WILL this Sunday's Ulster quarter-final between Cavan and Monaghan be a watershed in how players behave towards each other?
Will we see a new approach and insistence from managers and county officials that players respect the efforts of their amateur counterparts and play within the rules of the game?
Unlikely, is my honest answer and I must confess to watching last Sunday's prelim in Ballybofey with an ever increasing sense of regret for the game of Gaelic football.
The first half was more than decent, included some smashing points from both teams and two brilliant goals also. But the half-time brawl, the continuous targeting of Michael Murphy (by Justin McMahon) and Seán Cavanagh (by any Donegal man close enough to annoy him but you could rely on the two McGees to be in the vicinity of just about any altercation) in the second half and defensive postures that begged belief.

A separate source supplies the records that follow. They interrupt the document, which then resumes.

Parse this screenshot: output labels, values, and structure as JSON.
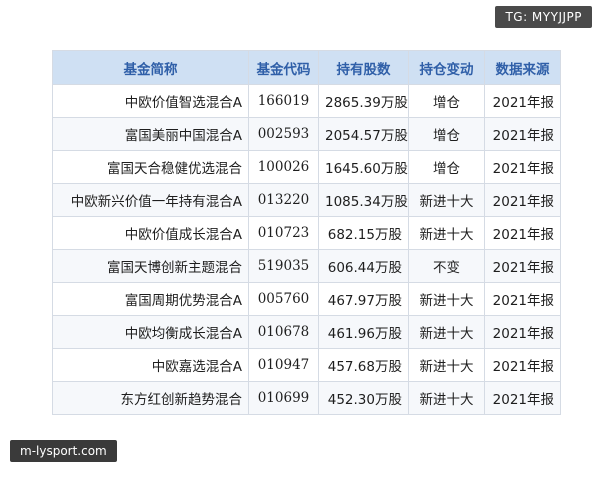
{
  "watermarks": {
    "tg": "TG: MYYJJPP",
    "site": "m-lysport.com"
  },
  "table": {
    "headers": [
      "基金简称",
      "基金代码",
      "持有股数",
      "持仓变动",
      "数据来源"
    ],
    "rows": [
      {
        "name": "中欧价值智选混合A",
        "code": "166019",
        "shares": "2865.39万股",
        "change": "增仓",
        "source": "2021年报"
      },
      {
        "name": "富国美丽中国混合A",
        "code": "002593",
        "shares": "2054.57万股",
        "change": "增仓",
        "source": "2021年报"
      },
      {
        "name": "富国天合稳健优选混合",
        "code": "100026",
        "shares": "1645.60万股",
        "change": "增仓",
        "source": "2021年报"
      },
      {
        "name": "中欧新兴价值一年持有混合A",
        "code": "013220",
        "shares": "1085.34万股",
        "change": "新进十大",
        "source": "2021年报"
      },
      {
        "name": "中欧价值成长混合A",
        "code": "010723",
        "shares": "682.15万股",
        "change": "新进十大",
        "source": "2021年报"
      },
      {
        "name": "富国天博创新主题混合",
        "code": "519035",
        "shares": "606.44万股",
        "change": "不变",
        "source": "2021年报"
      },
      {
        "name": "富国周期优势混合A",
        "code": "005760",
        "shares": "467.97万股",
        "change": "新进十大",
        "source": "2021年报"
      },
      {
        "name": "中欧均衡成长混合A",
        "code": "010678",
        "shares": "461.96万股",
        "change": "新进十大",
        "source": "2021年报"
      },
      {
        "name": "中欧嘉选混合A",
        "code": "010947",
        "shares": "457.68万股",
        "change": "新进十大",
        "source": "2021年报"
      },
      {
        "name": "东方红创新趋势混合",
        "code": "010699",
        "shares": "452.30万股",
        "change": "新进十大",
        "source": "2021年报"
      }
    ]
  },
  "colors": {
    "header_bg": "#cfe0f3",
    "header_text": "#2f5fa8",
    "border": "#d5dbe4"
  }
}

And yet the great contradiction is the venue was a sell-out. 'Paddy' loves the tribal battle with his near neighbour and bragging rights are all that matter. The post-Sunday narrative has suggested we in the south need to cop on to ourselves and get real about how the game is played. Indeed.
Many of the key moments in our games are currently being played outside the rules of fair and foul play and I would prefer to offer an opinion that seeks to recover the game for those interested in playing it to its great potential.
Starting this weekend, the GAA needs to get real and insist that the games are played in the right spirit and within the framework of the rules book.
Otherwise we have chaos, indiscipline, ugly scenes and games that will eventually turn the spectators away.
You might have had a full house last Sunday and perhaps another one this Sunday in Cavan, but take it from me you won't have a full house when Tyrone decide to play blanket defence against a Leitrim or Carlow in the first round of the qualifiers. And the many rounds beyond that.
Time to get real? It sure is.